The cohort is truly global in nature: 17 nationalities are represented, from five continents.

There’s no prerequisite in terms of professional training or background. The programme does not require an accounting qualification like the ACA or CPA, nor a graduate degree.

How can you apply for the Cambridge Master of Accounting?

A good way to start your application is to send in your résumé. “We’ll review it and get back to you with recommendations on applying, or if another programme is a better fit,” Mike says, adding that he speaks to most students before they apply.

With their written application, students must have two references, as well as proof of completion of a competitive bachelor’s degree, master’s degree, or equivalent professional qualification. Shortlisted candidates will be invited to interview.

So what are they looking for?

  • Authenticity
  • Collaborative
  • A change mindset
  • Demonstration of impact in a role.

Authenticity is key. “Tell your story, tell us who you really are, what motivates and drives you,” Mike says. Applicants are given opportunities to tell stories from their past experiences: the more passionately you can do this, the more likely you are to stand out.

Collaborative mindset is also important. “Our programme is intimate, with a small-ish cohort, and we spend lots of time getting to know students and building community. So we want people who are interested in a collaborative engagement,” Alan adds.

Applicants should also show they understand the vision of the programme and how it can add value in their career path. “Demonstrate your mindset towards changing the status quo, show your intellectual curiosity and willingness to question how things are done,” Mike says.

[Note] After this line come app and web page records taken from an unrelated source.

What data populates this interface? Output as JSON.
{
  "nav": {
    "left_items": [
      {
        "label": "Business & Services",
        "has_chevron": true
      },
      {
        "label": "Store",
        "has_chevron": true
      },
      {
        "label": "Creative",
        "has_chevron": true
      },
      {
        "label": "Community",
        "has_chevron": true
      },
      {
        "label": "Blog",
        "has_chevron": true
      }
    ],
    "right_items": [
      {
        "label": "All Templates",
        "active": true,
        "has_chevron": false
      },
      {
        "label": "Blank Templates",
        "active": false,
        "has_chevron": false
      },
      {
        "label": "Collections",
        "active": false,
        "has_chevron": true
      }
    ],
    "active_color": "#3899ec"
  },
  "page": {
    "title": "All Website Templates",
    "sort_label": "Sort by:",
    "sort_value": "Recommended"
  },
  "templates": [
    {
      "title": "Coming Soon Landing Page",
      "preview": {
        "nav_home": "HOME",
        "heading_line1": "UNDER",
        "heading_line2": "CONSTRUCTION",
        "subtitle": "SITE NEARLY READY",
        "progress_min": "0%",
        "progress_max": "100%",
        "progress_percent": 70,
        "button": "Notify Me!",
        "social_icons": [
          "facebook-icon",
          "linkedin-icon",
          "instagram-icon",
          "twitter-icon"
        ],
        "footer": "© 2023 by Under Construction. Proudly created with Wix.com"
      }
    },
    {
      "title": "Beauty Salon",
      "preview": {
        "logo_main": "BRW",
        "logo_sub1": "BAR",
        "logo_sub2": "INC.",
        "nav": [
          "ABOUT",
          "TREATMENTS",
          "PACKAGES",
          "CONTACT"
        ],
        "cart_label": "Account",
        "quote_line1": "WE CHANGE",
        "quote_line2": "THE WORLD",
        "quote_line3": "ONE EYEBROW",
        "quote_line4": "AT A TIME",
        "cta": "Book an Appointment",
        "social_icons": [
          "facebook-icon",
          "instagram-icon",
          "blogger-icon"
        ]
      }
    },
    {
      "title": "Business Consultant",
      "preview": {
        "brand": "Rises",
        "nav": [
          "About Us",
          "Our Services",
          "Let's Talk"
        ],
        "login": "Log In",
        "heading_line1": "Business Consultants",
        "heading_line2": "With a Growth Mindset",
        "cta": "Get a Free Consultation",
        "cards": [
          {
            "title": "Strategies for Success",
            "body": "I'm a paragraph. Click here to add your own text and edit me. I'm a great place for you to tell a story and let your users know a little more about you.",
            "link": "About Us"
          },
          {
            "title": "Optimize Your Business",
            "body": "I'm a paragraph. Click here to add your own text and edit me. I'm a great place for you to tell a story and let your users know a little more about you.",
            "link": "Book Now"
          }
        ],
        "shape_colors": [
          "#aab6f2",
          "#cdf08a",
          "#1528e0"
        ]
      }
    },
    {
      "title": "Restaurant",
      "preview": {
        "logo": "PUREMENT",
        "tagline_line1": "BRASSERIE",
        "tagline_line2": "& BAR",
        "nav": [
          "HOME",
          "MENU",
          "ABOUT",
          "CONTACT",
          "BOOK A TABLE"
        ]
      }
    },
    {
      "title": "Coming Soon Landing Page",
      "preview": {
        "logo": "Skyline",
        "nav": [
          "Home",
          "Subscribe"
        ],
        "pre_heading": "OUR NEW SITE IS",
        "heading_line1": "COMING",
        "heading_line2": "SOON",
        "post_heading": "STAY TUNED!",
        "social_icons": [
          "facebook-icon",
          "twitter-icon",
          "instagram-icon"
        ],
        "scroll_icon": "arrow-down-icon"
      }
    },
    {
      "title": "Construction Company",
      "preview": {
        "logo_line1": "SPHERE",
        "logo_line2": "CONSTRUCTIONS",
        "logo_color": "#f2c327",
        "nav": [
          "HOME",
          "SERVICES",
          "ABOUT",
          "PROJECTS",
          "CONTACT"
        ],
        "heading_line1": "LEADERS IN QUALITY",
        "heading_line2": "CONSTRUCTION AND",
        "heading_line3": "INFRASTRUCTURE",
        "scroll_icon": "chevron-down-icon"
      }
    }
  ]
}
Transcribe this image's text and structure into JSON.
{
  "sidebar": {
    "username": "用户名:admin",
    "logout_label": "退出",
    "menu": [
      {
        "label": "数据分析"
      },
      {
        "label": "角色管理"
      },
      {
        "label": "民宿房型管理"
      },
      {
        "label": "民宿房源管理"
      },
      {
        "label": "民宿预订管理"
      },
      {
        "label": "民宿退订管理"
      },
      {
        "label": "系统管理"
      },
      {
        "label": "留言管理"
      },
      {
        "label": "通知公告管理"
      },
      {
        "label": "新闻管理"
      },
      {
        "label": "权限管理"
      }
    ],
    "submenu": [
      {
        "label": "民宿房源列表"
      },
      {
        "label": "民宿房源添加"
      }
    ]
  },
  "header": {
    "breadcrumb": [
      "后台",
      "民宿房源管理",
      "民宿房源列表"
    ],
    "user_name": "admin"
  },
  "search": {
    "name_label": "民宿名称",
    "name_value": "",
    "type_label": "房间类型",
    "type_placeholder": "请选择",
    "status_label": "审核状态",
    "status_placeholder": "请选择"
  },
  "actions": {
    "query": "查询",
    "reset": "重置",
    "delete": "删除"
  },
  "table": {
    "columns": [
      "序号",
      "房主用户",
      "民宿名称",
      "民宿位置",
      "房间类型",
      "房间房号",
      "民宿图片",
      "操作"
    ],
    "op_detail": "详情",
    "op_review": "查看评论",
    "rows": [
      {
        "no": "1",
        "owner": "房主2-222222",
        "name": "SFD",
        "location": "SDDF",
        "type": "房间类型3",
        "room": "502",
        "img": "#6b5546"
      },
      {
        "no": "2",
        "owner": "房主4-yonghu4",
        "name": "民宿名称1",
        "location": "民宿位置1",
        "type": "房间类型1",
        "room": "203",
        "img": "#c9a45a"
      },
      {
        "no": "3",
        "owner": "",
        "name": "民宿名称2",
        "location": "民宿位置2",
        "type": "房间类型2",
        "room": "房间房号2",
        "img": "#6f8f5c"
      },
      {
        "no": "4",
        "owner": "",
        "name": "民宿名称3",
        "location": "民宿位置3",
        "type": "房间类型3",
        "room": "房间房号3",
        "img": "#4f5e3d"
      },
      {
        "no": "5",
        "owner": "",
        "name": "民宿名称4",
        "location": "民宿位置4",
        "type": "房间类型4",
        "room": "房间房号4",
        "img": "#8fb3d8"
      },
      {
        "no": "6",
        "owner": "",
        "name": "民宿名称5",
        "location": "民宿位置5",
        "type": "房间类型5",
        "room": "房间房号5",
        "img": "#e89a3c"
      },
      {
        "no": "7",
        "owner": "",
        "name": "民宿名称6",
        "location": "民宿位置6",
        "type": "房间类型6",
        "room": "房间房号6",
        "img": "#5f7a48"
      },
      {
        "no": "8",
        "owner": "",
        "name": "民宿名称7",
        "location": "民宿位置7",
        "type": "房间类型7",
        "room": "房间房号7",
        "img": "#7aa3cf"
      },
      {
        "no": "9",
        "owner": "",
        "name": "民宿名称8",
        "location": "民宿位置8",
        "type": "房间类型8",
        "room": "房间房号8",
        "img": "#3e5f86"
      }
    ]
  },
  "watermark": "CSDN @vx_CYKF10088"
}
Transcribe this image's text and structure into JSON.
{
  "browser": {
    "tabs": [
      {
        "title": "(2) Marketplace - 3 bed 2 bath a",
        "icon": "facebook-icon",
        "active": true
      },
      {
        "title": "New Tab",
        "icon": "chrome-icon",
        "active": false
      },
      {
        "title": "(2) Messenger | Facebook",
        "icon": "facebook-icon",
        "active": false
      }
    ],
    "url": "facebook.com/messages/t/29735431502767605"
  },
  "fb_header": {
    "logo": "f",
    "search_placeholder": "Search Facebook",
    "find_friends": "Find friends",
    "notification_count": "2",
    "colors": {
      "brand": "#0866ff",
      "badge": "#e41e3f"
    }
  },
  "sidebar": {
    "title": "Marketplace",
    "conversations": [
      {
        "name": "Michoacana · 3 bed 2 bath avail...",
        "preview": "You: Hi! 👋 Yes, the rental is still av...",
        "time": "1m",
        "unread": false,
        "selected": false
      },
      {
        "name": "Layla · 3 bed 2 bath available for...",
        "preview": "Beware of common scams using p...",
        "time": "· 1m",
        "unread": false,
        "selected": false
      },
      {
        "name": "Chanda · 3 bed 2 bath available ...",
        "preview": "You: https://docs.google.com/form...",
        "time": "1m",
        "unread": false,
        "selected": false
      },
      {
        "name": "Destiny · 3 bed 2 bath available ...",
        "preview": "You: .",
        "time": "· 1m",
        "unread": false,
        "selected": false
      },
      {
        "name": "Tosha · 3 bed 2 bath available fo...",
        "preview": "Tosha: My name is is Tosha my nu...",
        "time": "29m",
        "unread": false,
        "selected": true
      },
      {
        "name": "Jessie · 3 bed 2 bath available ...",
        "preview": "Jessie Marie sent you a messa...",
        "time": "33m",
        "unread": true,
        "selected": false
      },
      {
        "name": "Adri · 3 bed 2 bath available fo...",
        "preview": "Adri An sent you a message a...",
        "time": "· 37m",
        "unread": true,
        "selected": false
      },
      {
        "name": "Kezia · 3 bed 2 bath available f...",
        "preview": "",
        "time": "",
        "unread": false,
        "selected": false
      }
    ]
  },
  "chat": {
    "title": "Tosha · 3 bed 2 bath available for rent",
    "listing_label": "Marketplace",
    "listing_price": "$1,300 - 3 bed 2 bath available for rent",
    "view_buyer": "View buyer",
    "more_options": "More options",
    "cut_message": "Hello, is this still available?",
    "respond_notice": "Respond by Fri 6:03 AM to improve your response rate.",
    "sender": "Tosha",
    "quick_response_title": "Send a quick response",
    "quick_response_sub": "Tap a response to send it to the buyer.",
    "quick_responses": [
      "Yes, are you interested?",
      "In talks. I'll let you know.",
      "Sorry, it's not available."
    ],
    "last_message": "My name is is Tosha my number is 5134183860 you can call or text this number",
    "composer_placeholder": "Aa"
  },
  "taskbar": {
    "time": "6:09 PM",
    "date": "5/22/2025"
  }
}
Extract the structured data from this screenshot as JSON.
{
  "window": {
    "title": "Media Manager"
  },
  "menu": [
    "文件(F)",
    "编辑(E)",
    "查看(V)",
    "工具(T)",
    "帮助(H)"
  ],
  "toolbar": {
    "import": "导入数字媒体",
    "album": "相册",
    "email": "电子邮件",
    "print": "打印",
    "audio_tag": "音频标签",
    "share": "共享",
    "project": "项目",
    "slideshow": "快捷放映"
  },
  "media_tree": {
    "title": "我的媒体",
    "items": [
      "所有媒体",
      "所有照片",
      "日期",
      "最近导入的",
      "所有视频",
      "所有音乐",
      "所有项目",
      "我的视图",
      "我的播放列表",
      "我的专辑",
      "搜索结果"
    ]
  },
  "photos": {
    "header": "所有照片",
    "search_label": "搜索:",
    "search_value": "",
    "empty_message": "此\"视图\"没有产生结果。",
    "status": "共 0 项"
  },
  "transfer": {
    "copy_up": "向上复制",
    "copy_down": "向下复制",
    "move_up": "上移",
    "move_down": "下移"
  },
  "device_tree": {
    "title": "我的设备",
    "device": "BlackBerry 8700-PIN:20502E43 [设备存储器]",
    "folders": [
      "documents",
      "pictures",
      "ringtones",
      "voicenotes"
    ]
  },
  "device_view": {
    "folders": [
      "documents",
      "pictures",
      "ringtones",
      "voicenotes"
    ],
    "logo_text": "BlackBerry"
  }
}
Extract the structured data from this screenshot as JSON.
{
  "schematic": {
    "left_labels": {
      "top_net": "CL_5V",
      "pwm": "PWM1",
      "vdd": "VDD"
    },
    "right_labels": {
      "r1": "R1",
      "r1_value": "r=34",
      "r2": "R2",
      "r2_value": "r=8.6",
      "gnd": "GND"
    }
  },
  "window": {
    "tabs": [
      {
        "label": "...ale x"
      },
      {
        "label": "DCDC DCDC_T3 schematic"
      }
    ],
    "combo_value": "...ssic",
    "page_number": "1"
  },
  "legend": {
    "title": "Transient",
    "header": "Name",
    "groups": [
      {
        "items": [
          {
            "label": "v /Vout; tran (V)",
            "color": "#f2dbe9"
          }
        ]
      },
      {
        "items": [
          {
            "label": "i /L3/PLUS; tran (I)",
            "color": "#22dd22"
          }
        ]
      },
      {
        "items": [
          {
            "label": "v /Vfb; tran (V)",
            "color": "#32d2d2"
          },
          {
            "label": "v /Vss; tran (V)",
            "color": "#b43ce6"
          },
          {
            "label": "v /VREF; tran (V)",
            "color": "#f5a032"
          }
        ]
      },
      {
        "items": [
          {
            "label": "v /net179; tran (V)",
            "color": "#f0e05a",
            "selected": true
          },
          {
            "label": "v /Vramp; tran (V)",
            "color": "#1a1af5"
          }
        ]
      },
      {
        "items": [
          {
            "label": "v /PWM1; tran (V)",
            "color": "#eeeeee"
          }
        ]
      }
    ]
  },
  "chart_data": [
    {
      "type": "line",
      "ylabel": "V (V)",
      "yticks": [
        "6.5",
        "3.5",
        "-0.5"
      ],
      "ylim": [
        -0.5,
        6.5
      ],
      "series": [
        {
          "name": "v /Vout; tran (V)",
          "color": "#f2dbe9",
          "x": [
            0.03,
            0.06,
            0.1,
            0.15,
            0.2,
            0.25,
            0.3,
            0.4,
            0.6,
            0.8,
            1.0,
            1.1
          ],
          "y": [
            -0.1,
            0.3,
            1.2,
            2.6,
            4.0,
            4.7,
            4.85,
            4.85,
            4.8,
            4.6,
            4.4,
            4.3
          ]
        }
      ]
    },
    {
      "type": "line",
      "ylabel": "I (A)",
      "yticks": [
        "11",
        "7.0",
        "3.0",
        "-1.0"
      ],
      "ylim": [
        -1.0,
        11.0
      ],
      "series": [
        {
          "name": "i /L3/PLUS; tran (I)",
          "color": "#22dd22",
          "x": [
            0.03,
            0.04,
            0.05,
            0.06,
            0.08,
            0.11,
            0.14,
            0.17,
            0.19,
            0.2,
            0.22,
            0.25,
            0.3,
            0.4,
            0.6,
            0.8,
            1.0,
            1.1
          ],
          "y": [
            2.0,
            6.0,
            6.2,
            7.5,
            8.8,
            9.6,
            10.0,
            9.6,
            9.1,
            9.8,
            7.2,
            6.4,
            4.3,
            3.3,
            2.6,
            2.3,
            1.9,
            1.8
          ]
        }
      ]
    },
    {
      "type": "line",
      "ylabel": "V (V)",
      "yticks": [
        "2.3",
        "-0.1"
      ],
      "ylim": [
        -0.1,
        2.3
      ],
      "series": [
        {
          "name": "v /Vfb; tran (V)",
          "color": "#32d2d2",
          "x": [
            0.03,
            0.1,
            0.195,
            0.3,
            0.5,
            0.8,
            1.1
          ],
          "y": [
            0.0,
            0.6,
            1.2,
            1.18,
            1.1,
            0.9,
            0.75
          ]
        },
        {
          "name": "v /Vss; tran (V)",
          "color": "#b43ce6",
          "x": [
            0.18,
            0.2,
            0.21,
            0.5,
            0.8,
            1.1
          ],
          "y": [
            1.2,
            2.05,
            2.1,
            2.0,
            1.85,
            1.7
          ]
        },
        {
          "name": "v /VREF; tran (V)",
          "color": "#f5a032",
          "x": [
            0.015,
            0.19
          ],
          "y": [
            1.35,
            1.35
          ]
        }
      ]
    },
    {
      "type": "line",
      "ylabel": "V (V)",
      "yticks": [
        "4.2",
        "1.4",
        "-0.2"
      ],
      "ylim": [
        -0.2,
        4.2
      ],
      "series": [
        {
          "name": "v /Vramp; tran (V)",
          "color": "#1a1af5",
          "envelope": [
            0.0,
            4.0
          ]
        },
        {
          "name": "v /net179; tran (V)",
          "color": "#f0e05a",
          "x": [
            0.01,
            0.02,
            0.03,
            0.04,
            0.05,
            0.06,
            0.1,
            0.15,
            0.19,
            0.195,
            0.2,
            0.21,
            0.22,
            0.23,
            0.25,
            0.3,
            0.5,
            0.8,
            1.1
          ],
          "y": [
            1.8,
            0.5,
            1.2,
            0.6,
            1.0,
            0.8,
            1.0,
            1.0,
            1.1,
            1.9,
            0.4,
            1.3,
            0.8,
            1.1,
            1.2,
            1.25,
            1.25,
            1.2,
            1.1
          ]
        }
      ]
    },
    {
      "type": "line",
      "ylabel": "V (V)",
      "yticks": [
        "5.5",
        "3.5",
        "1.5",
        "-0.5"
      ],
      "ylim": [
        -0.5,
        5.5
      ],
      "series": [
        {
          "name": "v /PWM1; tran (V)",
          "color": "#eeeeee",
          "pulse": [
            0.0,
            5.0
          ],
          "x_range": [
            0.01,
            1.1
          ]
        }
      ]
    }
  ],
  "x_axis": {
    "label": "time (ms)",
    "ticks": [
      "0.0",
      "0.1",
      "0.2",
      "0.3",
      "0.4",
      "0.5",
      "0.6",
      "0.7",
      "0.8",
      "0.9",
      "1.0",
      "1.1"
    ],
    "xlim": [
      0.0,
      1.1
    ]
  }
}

Career opportunities

Career opportunities for Cambridge MAcc graduates range from senior positions in finance like CFO or partnership at an accounting firm, to market regulator roles, to climate or social-related financial disclosure roles.

Alumni extol the impact the programme had on their careers.

Akriti Arya-Cohen.
Akriti Arya-Cohen

Akriti Arya-Cohen enrolled on the Cambridge MAcc nine years after she finished her MBA. Her MBA had given her the basics in accounting—what she lacked was the knowledge and skills to know how to use it to have an impact.

She considered a CPA qualification, as well as other Master of Accounting programmes, but ultimately was drawn in by the global, leadership focus of the Cambridge MAcc.

Interpersonal dynamics was a particularly useful module, something Akriti thinks all finance professionals would benefit from. “You may be a corporate professional, but you still need to create and maintain relationships.”

This had a huge impact on her confidence, which has helped progress her career subsequently. She may have written herself out of new roles before even applying. “But after the programme, I went out looking for these roles. The Cambridge MAcc gave me confidence to go out and start a new position.”

Charlotte Duthie-Smith came with strong accounting expertise under her belt, with both a bachelor’s in accounting and finance, and an ACA qualification. Not looking for programmes with an introductory approach, Cambridge’s leadership approach appealed.

She benefited greatly from the data tools she learned from the Cambridge MAcc. While Excel had been her go-to previously, she quickly learned the benefits of tools like Tableau and SQL, which she could quickly deploy in her work.

Now, she’s actually taken on an informal responsibility for all things data at her current job. “The underlying knowledge you gain gives you confidence to take the lead on initiatives at work. I’ve become a go-to person in my stream for how to get data analytics off the ground.”

What’s clear is that the part-time structure supports student career impact in real time, allowing students to immediately apply what they learn in the programme to career projects. Professional growth comes even before they graduate, and will continue well into their careers.

This article was originally published by BusinessBecause.